One of the Mesopotamian deities I researched when working on The Great Inception was the mysterious god Amurru. His name is the same as the Akkadian word for the Amorites, which basically means “westerner.”
Not much is known about Amurru, but it is established that one of his epithets is Bêl Šadê, which means “lord of the mountain.” That’s fitting; their neighbors in ancient Akkad and Sumer considered the Amorites to be rude, boorish mountain folk.
Now, the š is pronounced like the English “sh,” which means Bêl Šadê sounds a lot like Yahweh’s biblical epithet, El Shaddai, which is usually translated God Almighty.
But while Amurru is described by some as the national god of the Amorites, scholars have yet to find a single Amorite name with Amurru as the theophoric element (the “deity-name”–for example, “Adad” in Shamshi-Adad, or “Dagan” in Ishme-Dagan.) That’s odd for a god who’s supposed to be the national deity.
Last night, I may have learned why that’s so.
Fifty years ago, a scholar named Lloyd Bailey wrote a paper published by the Journal for Biblical Literature. He argued that Amurru was also an epithet — that it wasn’t the god’s name, it was intended to mean “god of the Amorites.” And he goes on to make a case, from textual and iconographic evidence, that the god called Amurru is actually the moon-god, Sîn.
That fits with other research I’ve collected on the importance of the moon-god to the Amorites, although I disagree with Bailey’s conclusion that Yahweh is just the moon-god after the Israelites got through with him.
File that away; that will be in the book after the one on the return of the former gods, the Titans, which I’m working on now.
By the way, The Day the Earth Stands Still will be officially released in just over two weeks.

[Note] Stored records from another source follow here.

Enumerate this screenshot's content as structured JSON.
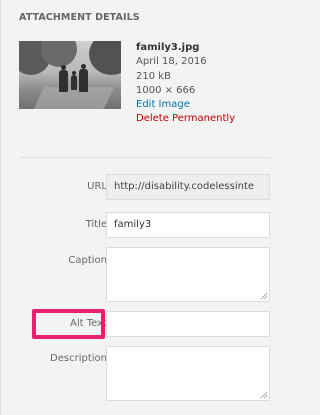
{
  "section": {
    "heading": "ATTACHMENT DETAILS"
  },
  "file": {
    "name": "family3.jpg",
    "date": "April 18, 2016",
    "size": "210 kB",
    "dimensions": "1000 × 666",
    "edit_link": "Edit Image",
    "delete_link": "Delete Permanently"
  },
  "fields": {
    "url": {
      "label": "URL",
      "value": "http://disability.codelessinte"
    },
    "title": {
      "label": "Title",
      "value": "family3"
    },
    "caption": {
      "label": "Caption",
      "value": ""
    },
    "alt": {
      "label": "Alt Text",
      "value": ""
    },
    "description": {
      "label": "Description",
      "value": ""
    }
  },
  "colors": {
    "link": "#0073aa",
    "danger": "#bc0000",
    "highlight": "#e7226c"
  }
}
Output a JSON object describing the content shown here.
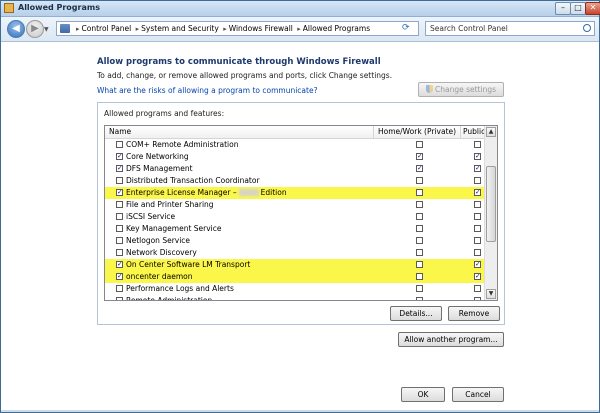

Josh Peck and I will be on Coast to Coast AM in the early hours of Monday, December 3 to talk about the occult origins of the “official ET disclosure” movement.
That should provoke some interesting responses. 🙂